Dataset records

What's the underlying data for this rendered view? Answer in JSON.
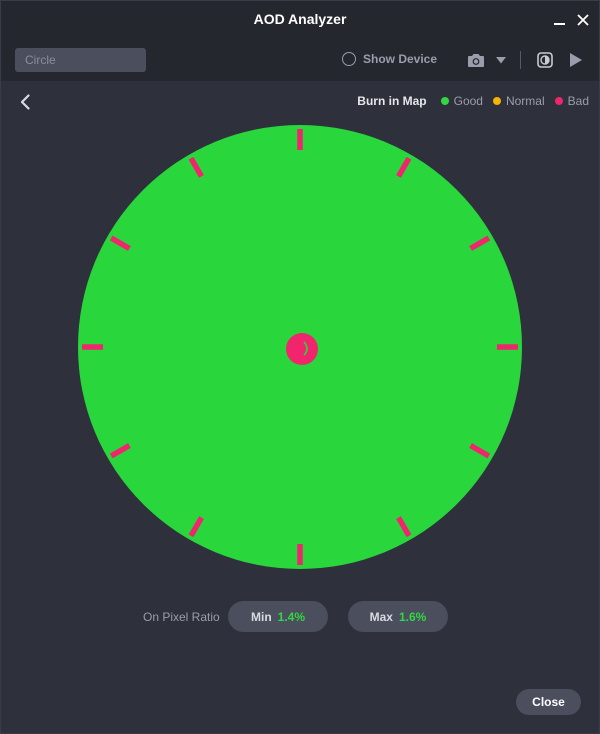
{
  "window": {
    "title": "AOD Analyzer"
  },
  "toolbar": {
    "search_placeholder": "Circle",
    "show_device_label": "Show Device"
  },
  "legend": {
    "title": "Burn in Map",
    "items": [
      {
        "label": "Good",
        "color": "#31d843"
      },
      {
        "label": "Normal",
        "color": "#f5b400"
      },
      {
        "label": "Bad",
        "color": "#f0256e"
      }
    ]
  },
  "burn_map": {
    "shape": "circle",
    "good_color": "#29d63c",
    "bad_color": "#f0256e",
    "hour_marks": 12
  },
  "pixel_ratio": {
    "label": "On Pixel Ratio",
    "min_label": "Min",
    "min_value": "1.4%",
    "max_label": "Max",
    "max_value": "1.6%"
  },
  "footer": {
    "close_label": "Close"
  }
}
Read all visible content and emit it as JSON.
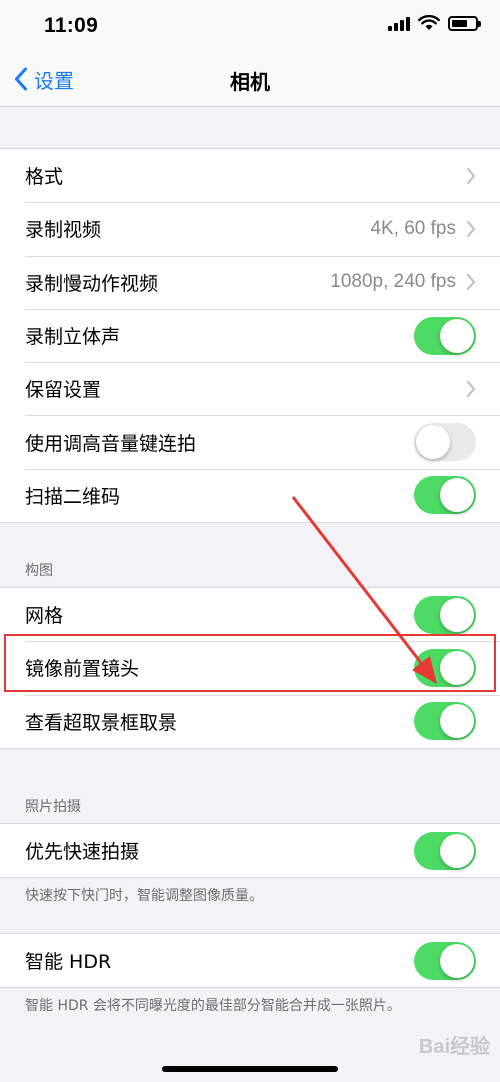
{
  "status_bar": {
    "time": "11:09"
  },
  "nav": {
    "back_label": "设置",
    "title": "相机"
  },
  "group1": [
    {
      "label": "格式",
      "value": "",
      "control": "chevron"
    },
    {
      "label": "录制视频",
      "value": "4K, 60 fps",
      "control": "chevron"
    },
    {
      "label": "录制慢动作视频",
      "value": "1080p, 240 fps",
      "control": "chevron"
    },
    {
      "label": "录制立体声",
      "control": "toggle",
      "on": true
    },
    {
      "label": "保留设置",
      "value": "",
      "control": "chevron"
    },
    {
      "label": "使用调高音量键连拍",
      "control": "toggle",
      "on": false
    },
    {
      "label": "扫描二维码",
      "control": "toggle",
      "on": true
    }
  ],
  "composition": {
    "header": "构图",
    "rows": [
      {
        "label": "网格",
        "on": true
      },
      {
        "label": "镜像前置镜头",
        "on": true
      },
      {
        "label": "查看超取景框取景",
        "on": true
      }
    ]
  },
  "photo_capture": {
    "header": "照片拍摄",
    "row": {
      "label": "优先快速拍摄",
      "on": true
    },
    "footnote": "快速按下快门时，智能调整图像质量。"
  },
  "hdr": {
    "row": {
      "label": "智能 HDR",
      "on": true
    },
    "footnote": "智能 HDR 会将不同曝光度的最佳部分智能合并成一张照片。"
  },
  "watermark": "Bai经验",
  "colors": {
    "accent": "#1a7cf4",
    "toggle_on": "#4cd964",
    "toggle_off": "#e9e9ea",
    "annotation": "#e53935"
  }
}
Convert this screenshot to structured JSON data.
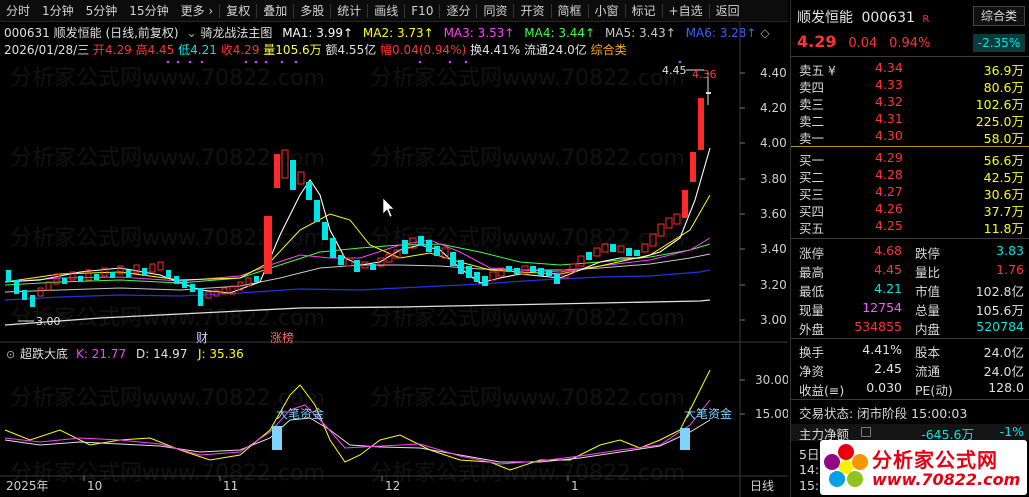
{
  "toolbar": {
    "items": [
      "分时",
      "1分钟",
      "5分钟",
      "15分钟",
      "更多 ›"
    ],
    "tools": [
      "复权",
      "叠加",
      "多股",
      "统计",
      "画线",
      "F10",
      "逐分",
      "同资",
      "开资",
      "简框",
      "小窗",
      "标记",
      "+自选",
      "返回"
    ]
  },
  "header": {
    "stock_line": "000631 顺发恒能 (日线,前复权)",
    "indicator_name": "骑龙战法主图",
    "ma": [
      {
        "label": "MA1:",
        "value": "3.99↑"
      },
      {
        "label": "MA2:",
        "value": "3.73↑"
      },
      {
        "label": "MA3:",
        "value": "3.53↑"
      },
      {
        "label": "MA4:",
        "value": "3.44↑"
      },
      {
        "label": "MA5:",
        "value": "3.43↑"
      },
      {
        "label": "MA6:",
        "value": "3.28↑"
      }
    ],
    "date": "2026/01/28/三",
    "open": "开4.29",
    "high": "高4.45",
    "low": "低4.21",
    "close": "收4.29",
    "volume": "量105.6万",
    "amount": "额4.55亿",
    "amplitude": "幅0.04(0.94%)",
    "turnover": "换4.41%",
    "float_cap": "流通24.0亿",
    "category": "综合类"
  },
  "main_chart": {
    "y_ticks": [
      "4.40",
      "4.20",
      "4.00",
      "3.80",
      "3.60",
      "3.40",
      "3.20",
      "3.00"
    ],
    "high_mark": "4.45",
    "high_mark_red": "4.36",
    "low_mark": "3.00",
    "marker_cai": "财",
    "marker_zhang": "涨榜",
    "colors": {
      "up": "#ff2a2a",
      "down": "#00e5e5",
      "ma1": "#ffffff",
      "ma2": "#ffff00",
      "ma3": "#ff40ff",
      "ma4": "#40ff40",
      "ma5": "#c8c8c8",
      "ma6": "#3366ff"
    }
  },
  "sub_chart": {
    "name": "超跌大底",
    "k": "K: 21.77",
    "d": "D: 14.97",
    "j": "J: 35.36",
    "y_ticks": [
      "30.00",
      "15.00"
    ],
    "signal_label_1": "大笔资金",
    "signal_label_2": "大笔资金"
  },
  "x_axis": {
    "labels": [
      "2025年",
      "10",
      "11",
      "12",
      "1"
    ],
    "right_label": "日线"
  },
  "panel": {
    "title": "顺发恒能",
    "code": "000631",
    "r_badge": "R",
    "category_btn": "综合类",
    "price": "4.29",
    "change": "0.04",
    "change_pct": "0.94%",
    "category_pct": "-2.35%",
    "asks": [
      {
        "label": "卖五 ¥",
        "price": "4.34",
        "vol": "36.9万"
      },
      {
        "label": "卖四",
        "price": "4.33",
        "vol": "80.6万"
      },
      {
        "label": "卖三",
        "price": "4.32",
        "vol": "102.6万"
      },
      {
        "label": "卖二",
        "price": "4.31",
        "vol": "225.0万"
      },
      {
        "label": "卖一",
        "price": "4.30",
        "vol": "58.0万"
      }
    ],
    "bids": [
      {
        "label": "买一",
        "price": "4.29",
        "vol": "56.6万"
      },
      {
        "label": "买二",
        "price": "4.28",
        "vol": "42.5万"
      },
      {
        "label": "买三",
        "price": "4.27",
        "vol": "30.6万"
      },
      {
        "label": "买四",
        "price": "4.26",
        "vol": "37.7万"
      },
      {
        "label": "买五",
        "price": "4.25",
        "vol": "11.8万"
      }
    ],
    "stats1": [
      {
        "l1": "涨停",
        "v1": "4.68",
        "l2": "跌停",
        "v2": "3.83"
      },
      {
        "l1": "最高",
        "v1": "4.45",
        "l2": "量比",
        "v2": "1.76"
      },
      {
        "l1": "最低",
        "v1": "4.21",
        "l2": "市值",
        "v2": "102.8亿"
      },
      {
        "l1": "现量",
        "v1": "12754",
        "l2": "总量",
        "v2": "105.6万"
      },
      {
        "l1": "外盘",
        "v1": "534855",
        "l2": "内盘",
        "v2": "520784"
      }
    ],
    "stats2": [
      {
        "l1": "换手",
        "v1": "4.41%",
        "l2": "股本",
        "v2": "24.0亿"
      },
      {
        "l1": "净资",
        "v1": "2.45",
        "l2": "流通",
        "v2": "24.0亿"
      },
      {
        "l1": "收益(≡)",
        "v1": "0.030",
        "l2": "PE(动)",
        "v2": "128.0"
      }
    ],
    "trade_status": "交易状态: 闭市阶段 15:00:03",
    "capital_label": "主力净额",
    "capital_value": "-645.6万",
    "capital_pct": "-1%",
    "day_label": "5日",
    "t1": "14:",
    "t2": "15:"
  },
  "logo": {
    "text": "分析家公式网",
    "url": "www.70822.com"
  },
  "watermark": "分析家公式网www.70822.com"
}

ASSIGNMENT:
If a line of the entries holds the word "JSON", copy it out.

FINISHED TASK:
What's the underlying data for this rendered view? Answer in JSON.
Read all visible content and emit it as JSON.
Convert this screenshot to structured JSON data.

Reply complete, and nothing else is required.